Last, but not least, many states require employers to carry worker’s compensation insurance for their employees.  This is a form of insurance that provides wage replacement and medical benefits to employees injured in the course of employment.  It is a separate policy from your BOP.

If you’re starting a practice with a partner

All multi-professional practices should have a buy-sell agreement that addresses both death and disability.

Buy-Sell agreements are contracts between business owners for the purchase and sale of a practice in the event of death, disability or retirement. The buy-sell agreement will establish a pricing formula for the practice, serve to have a ready buyer for the practice and may be used to value the business interest for federal estate tax purposes.  It’s strongly recommended that both partners insure their agreement with life and disability insurance.

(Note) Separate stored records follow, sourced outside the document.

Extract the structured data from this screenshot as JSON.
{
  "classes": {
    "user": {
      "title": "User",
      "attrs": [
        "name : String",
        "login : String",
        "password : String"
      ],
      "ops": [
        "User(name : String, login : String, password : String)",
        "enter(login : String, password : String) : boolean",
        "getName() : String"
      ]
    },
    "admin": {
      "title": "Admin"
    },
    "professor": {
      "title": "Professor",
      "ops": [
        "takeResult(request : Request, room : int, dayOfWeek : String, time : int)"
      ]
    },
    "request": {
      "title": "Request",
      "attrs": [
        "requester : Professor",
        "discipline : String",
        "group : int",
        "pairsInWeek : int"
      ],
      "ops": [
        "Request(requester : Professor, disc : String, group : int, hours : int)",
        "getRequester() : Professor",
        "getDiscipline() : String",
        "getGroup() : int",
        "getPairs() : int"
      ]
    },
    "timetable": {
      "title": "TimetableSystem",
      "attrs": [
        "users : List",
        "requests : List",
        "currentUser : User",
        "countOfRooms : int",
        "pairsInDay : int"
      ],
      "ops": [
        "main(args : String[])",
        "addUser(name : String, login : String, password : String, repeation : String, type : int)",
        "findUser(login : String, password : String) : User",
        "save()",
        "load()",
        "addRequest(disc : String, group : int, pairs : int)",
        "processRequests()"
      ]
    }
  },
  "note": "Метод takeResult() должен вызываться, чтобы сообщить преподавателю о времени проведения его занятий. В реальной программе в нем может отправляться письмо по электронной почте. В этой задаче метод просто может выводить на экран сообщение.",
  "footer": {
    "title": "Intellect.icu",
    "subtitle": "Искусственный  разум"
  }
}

In the event of a death, the practice should have life insurance on both or all partners in order to provide an immediate funding source for the deceased partner’s share of the practice.  Ensuring the policies have the correct owner and beneficiaries is critical to avoiding potential tax and legal hurdles.

The situation can be more complicated in the event of a disability as most partnership agreements don’t require a disabled partner to sell their portion of the practice unless they’ve been disabled for 12 months.  During that time, however, determining how the disabled partner’s share of the expenses get paid can be a concern.  This is why each owner should carry business overhead disability coverage.

At the end of 12 months, the non-disabled partner has a contractual right to purchase the other half of the practice.  In this instance, disability buy-out insurance provides two essential functions.  First, the insurance company’s determination that a partner is disabled relieves the non-disabled partner from having to prove it themselves.  And second, the policy can help fund the buy-out. 

Now’s the time to do other ‘insurance housekeeping’

While you are launching your practice, it’s not a bad idea to also do some risk management housekeeping. By this we mean, taking another look at your professional liability insurance. Make sure to update your location with your carrier. If there is another doctor working in your practice as an employee, independent contractor, or partner, make sure that your professional entity (i.e. corporation or partnership) is also covered in the event of a malpractice suit.

There are indeed many details to consider when you are starting out. You are no longer “just” the doctor; you are also the human resources department, marketing department, and everything in between. Although the insurance concerns can seem overwhelming, soliciting the guidance of an experienced and competent advisor is a critical step in protecting one of your biggest investments.